● Gain or loss from shares purchased in a regulated investment company (RIC).—In some cases, the load charge (advance charge for sales fees) incurred to purchase shares in a RIC may not be allowed when figuring the basis for gain or loss on the disposition of the shares. See section 852(f) if the shares were disposed of within 90 days of purchase, and the load charge on stock subsequently acquired in that RIC (or another RIC) was reduced because of a reinvestment right. ● Loss from the sale or exchange of capital assets of an insurance company taxable under section 831.— Under the provisions of section 834(c)(6), capital losses of a casualty insurance company are deductible to the extent that the assets were sold to meet abnormal insurance losses or to provide for the payment of dividend and similar distributions to policyholders. ● Loss from securities that are capital assets that become worthless during the year.—Except for securities held by a bank, treat the loss as a capital loss as of the last day of the tax year. (See section 582 for the rules on the treatment of securities held by a bank.) ● Disposition of market discount bonds.—See section 1276 for rules on the disposition of any market discount bonds issued after July 18, 1984. ● Capital gain distributions.—Report capital gain distributions paid by mutual funds as long-term capital gains on line 6 regardless of how long the corporation owned stock in the fund.

Determining the Cost or Other Basis of Property

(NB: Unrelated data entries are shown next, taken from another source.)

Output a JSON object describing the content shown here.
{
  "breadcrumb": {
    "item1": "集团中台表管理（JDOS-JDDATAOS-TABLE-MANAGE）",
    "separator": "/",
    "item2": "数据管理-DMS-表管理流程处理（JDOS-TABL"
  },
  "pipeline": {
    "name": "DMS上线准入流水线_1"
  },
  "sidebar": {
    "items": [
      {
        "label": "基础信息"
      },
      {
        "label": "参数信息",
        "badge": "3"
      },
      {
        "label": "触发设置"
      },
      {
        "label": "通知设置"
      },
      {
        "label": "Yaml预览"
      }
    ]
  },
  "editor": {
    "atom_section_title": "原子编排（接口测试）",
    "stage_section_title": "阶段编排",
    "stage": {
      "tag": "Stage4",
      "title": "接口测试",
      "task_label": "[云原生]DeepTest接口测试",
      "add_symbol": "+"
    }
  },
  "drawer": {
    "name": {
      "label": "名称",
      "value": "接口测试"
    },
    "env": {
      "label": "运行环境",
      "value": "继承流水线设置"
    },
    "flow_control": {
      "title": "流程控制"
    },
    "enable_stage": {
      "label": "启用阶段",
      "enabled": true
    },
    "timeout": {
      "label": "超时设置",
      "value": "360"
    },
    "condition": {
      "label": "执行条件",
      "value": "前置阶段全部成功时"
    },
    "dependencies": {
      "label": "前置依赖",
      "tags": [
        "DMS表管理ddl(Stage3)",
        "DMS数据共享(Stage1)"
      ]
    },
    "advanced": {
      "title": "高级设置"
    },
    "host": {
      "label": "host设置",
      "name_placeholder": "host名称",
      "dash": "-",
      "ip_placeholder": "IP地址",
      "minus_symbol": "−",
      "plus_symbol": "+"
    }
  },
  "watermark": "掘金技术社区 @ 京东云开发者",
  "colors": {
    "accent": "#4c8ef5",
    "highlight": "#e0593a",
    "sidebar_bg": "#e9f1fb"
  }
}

In determining gain or loss, the basis of property will generally be its cost. See section 1012 and the related regulations. Exceptions to the general rule are provided in sections in subchapters C, K, O, and P of the Code. For example, if the corporation acquired the property by dividend, liquidation of a corporation, transfer from a shareholder, reorganization, bequest, contribution or gift, tax-free exchange, involuntary conversion, certain asset acquisitions, or wash sale of stock, see sections 301 (or 1059), 334, 362 (or 358), 1014, 1015, 1031, 1033, 1060, and 1091, respectively. Attach an explanation if the corporation uses a basis other than actual cash cost of the property. If the corporation is allowed a charitable contribution deduction because it sold property to a charitable organization, figure the adjusted basis for determining gain from the sale by dividing the amount realized by the fair market value and multiplying that result by the adjusted basis.